How often have you made a group assignment only to hear “I hate working in groups?” In fact, how many times have you worked as part of a group, only to feel frustrated? POGIL requires students to work in self-managed teams, generally of three or four students. So how does an instructor facilitate the groupwork so that it is productive and even enjoyable?
Below, one of my students writes about the roles students have taken on in her group. Her words prove to me that talking to students about roles, and asking them to use roles, is not silly – it is critical to the success of the groupwork.

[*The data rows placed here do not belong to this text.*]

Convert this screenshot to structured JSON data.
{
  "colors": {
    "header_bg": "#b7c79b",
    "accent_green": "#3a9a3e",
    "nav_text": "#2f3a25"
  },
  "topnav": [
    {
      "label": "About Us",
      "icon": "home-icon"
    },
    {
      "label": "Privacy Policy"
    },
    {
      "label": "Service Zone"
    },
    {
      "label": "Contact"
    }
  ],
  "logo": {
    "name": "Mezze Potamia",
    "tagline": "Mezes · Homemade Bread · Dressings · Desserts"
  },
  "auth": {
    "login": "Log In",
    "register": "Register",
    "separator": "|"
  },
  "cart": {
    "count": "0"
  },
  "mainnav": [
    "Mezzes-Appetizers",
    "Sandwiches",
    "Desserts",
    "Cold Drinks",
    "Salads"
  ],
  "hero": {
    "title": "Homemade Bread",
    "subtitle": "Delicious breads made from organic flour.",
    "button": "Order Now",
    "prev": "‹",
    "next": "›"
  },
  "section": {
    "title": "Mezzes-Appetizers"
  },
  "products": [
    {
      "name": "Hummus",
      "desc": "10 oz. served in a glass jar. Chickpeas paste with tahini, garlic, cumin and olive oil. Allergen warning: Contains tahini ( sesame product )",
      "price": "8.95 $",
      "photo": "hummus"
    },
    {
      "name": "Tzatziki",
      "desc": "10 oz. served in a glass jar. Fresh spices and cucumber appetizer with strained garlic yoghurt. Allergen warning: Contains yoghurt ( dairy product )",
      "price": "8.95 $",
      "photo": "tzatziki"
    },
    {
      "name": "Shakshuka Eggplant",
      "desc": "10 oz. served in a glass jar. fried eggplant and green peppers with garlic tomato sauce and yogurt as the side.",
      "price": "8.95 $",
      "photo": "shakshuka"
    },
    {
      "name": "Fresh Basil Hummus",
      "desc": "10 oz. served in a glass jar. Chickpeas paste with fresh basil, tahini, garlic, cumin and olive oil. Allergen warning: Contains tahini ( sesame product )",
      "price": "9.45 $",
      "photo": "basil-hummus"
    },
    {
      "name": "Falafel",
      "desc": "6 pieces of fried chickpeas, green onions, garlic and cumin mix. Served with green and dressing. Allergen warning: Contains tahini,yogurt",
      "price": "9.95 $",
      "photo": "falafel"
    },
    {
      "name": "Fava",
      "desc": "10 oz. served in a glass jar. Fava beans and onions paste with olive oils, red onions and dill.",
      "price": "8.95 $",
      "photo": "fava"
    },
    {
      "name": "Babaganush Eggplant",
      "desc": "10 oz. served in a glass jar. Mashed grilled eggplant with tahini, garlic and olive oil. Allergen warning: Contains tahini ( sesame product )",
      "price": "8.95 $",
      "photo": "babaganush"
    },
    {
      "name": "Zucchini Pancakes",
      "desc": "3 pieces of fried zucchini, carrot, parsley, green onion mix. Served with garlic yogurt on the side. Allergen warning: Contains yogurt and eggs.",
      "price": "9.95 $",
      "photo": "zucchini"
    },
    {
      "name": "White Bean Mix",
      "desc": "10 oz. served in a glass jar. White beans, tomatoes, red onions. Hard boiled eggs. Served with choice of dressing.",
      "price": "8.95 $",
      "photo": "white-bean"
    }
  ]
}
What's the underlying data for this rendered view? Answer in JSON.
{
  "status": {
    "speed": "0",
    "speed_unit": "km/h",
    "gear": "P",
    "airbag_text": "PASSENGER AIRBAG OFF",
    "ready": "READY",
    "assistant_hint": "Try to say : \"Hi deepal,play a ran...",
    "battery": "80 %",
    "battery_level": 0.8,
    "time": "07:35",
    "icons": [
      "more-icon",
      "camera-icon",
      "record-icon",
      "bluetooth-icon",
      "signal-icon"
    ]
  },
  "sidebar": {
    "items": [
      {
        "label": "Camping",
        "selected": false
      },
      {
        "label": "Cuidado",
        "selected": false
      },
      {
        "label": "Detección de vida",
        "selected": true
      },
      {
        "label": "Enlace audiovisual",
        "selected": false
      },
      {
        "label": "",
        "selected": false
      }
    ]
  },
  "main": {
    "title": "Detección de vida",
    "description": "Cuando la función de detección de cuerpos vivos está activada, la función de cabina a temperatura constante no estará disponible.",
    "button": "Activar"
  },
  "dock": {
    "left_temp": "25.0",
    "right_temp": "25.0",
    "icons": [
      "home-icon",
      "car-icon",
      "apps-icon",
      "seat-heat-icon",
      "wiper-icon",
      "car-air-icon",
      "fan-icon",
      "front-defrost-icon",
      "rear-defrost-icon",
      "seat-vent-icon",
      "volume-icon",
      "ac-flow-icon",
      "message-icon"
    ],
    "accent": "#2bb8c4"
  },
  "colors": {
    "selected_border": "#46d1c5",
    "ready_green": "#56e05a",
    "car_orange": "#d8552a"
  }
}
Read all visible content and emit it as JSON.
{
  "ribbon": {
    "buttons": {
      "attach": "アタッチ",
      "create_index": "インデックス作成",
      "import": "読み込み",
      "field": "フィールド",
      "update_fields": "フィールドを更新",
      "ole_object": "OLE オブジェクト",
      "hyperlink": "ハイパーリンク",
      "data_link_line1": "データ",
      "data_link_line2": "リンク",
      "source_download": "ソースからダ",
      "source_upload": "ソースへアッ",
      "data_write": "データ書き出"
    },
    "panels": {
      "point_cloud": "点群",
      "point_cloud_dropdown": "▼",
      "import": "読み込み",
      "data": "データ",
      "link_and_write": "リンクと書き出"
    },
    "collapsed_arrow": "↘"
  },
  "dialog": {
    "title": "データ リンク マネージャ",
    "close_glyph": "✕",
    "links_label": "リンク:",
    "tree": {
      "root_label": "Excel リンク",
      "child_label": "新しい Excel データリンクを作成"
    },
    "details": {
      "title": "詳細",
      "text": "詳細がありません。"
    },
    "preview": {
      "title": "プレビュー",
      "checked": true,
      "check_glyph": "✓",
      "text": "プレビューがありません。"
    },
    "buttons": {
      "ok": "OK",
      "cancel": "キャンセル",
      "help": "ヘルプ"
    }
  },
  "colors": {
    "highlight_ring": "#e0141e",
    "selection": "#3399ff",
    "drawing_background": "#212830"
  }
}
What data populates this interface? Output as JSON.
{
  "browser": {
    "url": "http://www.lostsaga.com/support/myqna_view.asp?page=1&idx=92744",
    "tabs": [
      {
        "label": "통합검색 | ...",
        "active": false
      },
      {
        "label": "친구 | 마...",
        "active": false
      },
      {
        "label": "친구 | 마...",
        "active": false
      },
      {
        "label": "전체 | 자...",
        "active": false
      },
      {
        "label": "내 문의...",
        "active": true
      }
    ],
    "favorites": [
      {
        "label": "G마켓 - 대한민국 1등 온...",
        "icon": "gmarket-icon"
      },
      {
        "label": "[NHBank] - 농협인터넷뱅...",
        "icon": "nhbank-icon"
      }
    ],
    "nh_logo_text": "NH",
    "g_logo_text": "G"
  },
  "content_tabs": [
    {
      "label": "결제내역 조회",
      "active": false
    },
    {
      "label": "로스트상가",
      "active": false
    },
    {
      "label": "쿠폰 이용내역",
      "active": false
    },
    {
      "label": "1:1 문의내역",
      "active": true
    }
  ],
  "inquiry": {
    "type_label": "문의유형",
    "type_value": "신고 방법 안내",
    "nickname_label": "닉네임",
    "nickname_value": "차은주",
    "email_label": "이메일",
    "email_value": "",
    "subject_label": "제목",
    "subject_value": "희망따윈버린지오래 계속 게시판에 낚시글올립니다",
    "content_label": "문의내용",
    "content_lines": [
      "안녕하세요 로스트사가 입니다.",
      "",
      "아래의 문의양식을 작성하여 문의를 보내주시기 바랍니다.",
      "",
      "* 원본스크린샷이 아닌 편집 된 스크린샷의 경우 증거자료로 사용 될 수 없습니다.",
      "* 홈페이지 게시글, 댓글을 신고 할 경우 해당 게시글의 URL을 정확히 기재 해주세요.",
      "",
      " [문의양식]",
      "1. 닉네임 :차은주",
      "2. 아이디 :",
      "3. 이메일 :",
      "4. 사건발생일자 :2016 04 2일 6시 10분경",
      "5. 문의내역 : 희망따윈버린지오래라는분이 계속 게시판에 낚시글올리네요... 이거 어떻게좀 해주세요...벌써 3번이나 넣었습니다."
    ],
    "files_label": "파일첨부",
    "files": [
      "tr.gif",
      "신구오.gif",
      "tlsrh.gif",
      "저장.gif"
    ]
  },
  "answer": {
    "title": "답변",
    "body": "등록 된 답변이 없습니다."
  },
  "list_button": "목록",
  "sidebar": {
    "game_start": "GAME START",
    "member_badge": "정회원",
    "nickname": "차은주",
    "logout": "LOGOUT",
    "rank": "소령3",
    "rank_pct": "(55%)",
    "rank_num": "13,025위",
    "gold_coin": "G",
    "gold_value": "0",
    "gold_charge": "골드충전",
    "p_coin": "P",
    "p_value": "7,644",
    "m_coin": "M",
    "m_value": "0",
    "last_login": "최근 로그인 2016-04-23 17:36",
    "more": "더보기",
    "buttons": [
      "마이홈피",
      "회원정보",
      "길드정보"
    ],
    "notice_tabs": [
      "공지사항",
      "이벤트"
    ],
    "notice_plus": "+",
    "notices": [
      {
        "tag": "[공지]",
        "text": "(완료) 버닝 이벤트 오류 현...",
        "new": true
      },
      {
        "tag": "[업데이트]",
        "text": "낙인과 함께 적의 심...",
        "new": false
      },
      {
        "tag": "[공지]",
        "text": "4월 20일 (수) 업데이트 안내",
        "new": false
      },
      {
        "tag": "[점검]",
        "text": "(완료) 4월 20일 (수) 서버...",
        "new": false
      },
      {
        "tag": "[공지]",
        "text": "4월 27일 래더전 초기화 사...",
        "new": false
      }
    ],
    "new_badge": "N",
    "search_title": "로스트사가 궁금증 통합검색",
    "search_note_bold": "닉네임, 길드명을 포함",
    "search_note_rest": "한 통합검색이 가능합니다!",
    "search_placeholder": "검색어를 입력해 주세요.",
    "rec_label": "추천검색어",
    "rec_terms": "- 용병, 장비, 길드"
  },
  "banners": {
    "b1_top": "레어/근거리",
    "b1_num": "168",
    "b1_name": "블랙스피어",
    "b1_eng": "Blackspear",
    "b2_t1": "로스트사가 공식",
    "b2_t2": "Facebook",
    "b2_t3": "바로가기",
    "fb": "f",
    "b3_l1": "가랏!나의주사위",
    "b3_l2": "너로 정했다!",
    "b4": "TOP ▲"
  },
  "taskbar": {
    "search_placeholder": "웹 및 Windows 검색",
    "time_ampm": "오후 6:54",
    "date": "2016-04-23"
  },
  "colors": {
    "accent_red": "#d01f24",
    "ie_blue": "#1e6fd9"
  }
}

After briefly talking about group roles in class I felt that our group worked through the activities better. Generally I felt that my role became the question-asker. If I saw key words or concepts that I thought we should define together in the process of working through questions, I asked the group and we worked through definitions together. This particularly helped us when we were stumped on model two of activity S3 … One of my group members is strong in calculus and partial differentials. Whenever we needed to derive or write out a mathematical relationship to the concepts we discussed he was able to guide and help make sure we understood the answer and helped us with any questions we had. Another of my group member did well with visualizing models and coming up with example models to explain difficult concepts and how they relate to one another. With his help we were able to get a clear picture in our heads of the relationship between variables. The last (but not least) group member was good at keeping us on task with discussions. He kept us focused by considering how our discussions would be relevant to the questions being asked and to make sure we were moving through all the questions in the activities. These were the general trends I saw but I do not want to box anyone in to their roles. I think all of us at some point have done each of these roles to learn about the concepts being discussed.